THE BLOG
01/30/2014 11:07 am ET Updated Feb 02, 2016

Gay Men, Lesbians and the Ocean Between Us

It may not be the topic that most LGBT activists are clamoring to address, but the unspoken differences that divide the boy bars from the girl bars can be seen and felt throughout the country.

It's not because lesbians prefer acoustic rock, and gay men require the thumping beat of a disco queen. Nor is it because there is any real issue of substance that keeps our brunch tables mutually exclusive. Simply, gay men and lesbians feel isolated from one another because we are two completely different animals who are forced to share the same cage.

When I evaluate my close circle of friends and allies, I'm ashamed to say it's hard to think of one lesbian who I can call when I need her. Sure, I know many wonderful gay women who I would love to ring up for a coffee date or share cocktails and laughs, but for some reason, there's a quiet division that has kept these platonic boy-girl dates from happening.

In high school, my best friend was a lesbian, and we were like brother and sister. This was the time when the alliances of gay youth were slim, and you stayed as close as you could to your kind. We did everything together, and I would have scoffed at the notion that our relationship would change outside the confines of the schoolyard. But as we grew into our adult years, I flocked to the glitter and gay heartbeat, and she was drawn to chill lesbo house parties and acoustic concerts.

Cliché? Absolutely. But it is also the truth.

I have struggled with the glaring absence of gay women in my life. We are kindred spirits, after all, but there seems to be a mutual agreement that we don't share the same pleasures, same vices and an identity we need to be all our own. (And why don't gay men have a cool term derived from Greek mythology, eh?)
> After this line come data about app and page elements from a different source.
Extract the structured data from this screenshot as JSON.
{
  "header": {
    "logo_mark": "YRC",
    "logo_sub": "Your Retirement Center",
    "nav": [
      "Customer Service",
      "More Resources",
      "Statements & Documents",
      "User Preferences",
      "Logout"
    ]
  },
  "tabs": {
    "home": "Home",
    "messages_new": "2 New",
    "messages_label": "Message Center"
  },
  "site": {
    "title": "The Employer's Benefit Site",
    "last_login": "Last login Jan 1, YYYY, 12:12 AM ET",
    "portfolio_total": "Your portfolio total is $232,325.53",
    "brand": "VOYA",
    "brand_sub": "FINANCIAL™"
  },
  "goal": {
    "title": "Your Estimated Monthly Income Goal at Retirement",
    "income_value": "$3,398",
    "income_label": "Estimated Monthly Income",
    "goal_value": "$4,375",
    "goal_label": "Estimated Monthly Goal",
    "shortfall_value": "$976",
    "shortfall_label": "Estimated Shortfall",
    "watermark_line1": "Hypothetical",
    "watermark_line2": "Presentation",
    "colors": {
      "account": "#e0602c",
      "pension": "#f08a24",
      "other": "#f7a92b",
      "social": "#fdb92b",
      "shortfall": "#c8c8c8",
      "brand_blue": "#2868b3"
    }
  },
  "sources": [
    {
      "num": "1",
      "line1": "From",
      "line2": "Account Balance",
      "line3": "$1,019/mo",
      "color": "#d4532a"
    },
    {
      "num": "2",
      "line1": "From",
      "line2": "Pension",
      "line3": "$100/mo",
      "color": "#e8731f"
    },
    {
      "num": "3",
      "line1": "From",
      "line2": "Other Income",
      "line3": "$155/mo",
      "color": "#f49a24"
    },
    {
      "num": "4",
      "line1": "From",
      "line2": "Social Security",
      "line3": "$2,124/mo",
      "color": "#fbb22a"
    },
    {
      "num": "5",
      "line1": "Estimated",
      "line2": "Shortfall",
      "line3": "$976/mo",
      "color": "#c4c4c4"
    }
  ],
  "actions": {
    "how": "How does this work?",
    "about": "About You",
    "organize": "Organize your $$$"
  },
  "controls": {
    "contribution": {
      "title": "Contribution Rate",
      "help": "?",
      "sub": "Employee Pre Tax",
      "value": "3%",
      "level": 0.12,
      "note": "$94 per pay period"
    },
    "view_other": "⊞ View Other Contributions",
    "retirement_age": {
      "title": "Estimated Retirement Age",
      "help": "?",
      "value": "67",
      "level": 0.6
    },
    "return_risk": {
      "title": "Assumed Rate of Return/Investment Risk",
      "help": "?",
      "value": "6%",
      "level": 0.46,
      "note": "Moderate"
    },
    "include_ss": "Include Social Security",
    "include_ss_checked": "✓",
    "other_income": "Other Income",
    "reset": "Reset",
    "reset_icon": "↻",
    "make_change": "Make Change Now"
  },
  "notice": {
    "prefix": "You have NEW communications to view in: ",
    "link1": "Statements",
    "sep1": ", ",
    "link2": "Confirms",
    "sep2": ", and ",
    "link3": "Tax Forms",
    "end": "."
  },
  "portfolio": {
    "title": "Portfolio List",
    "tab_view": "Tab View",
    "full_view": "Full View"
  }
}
Yet, in the cafeteria that is life, there is still only one table that all gay people are supposed to sit at. So, eventually, the boys only talked to the boys and the girls only talked to the girls.

This is not to say that gay-lesbian friendships are an anomaly in the community just because I, personally, don't have any gay ladies coming to my dinner party. Just as many hetero-homo relationships flourish, two individuals can strike a commonality that can turn into a wonderful relationship, regardless of sex or sexual orientation. But there's a reason gay women need to have their own label that is completely separate from the boys.

The experiences, challenges and characteristics gay men and lesbians go through are completely distinct and should be recognized separately for their own merit.

In the heterosexual community, women and men have long held their own identities that are recognized and celebrated, but due to the nature of the gay rights movement, gay men and lesbians haven't been counted as two separate demographics.

As natural allies, we banded together to create a united front in the face of adversity and ignorance. One thing we will always have in common is that we've shared the same discrimination and prejudice. This shared burden has forced gay men and lesbians to discard their differences and form a singular bond for the sake of the greater gay good.

Another bond we share is the conviction that who we are as same-sex lovers is nothing but good. In a way, the lesbian-gay man relationship can be compared to that of fraternal twins. We are of the same bloodline but get annoyed when we are forced to wear matching outfits and speak in unison. This annoyance can sometimes lead to resentment.

Some lesbians harbor anger when lumped in with the party culture. Certain gay men scoff at the "serious" lesbian stereotypes as if we forgot we have our own.

And when we have to take a family photo, the mutual exasperation with one another can seem palpable.

This is to be expected. The growing pains of growing into our own category are natural. Now that the gay and lesbian culture has matured into the mainstream, it's only normal the twins will go off and seek to define themselves with their own individuality.

It's not that gay men and lesbians are put off by sharing the same label the outside world knows us by, but like any other group, we want to be recognized for what makes our category unique. As a gay man, I have always considered myself a feminist. I'm passionate about the issues women, gays and straights still face, but I certainly would never liken my struggles with the women's because they're not the same. And I would venture that a woman today could not relate to all of the struggles gay men still face in our society. This rule applies in all directions.

It's in the recognition of our differences that we can truly come together in the fight for equal rights. When I evaluate my circle of friends and allies, I have no shame in admitting there aren't many lesbians on my short list for my make-believe wedding. It's just that our twin sisters want to stand on their own footing and those feet happen to dance to a different beat than us gays.

Fortunately, as the gay community continues to develop, and our identities feel more defined, we just might discover there is no better friend a person can have than his or her twin brother or sister.

But only after we burn those horrid matching outfits our straight relatives made us wear for so long.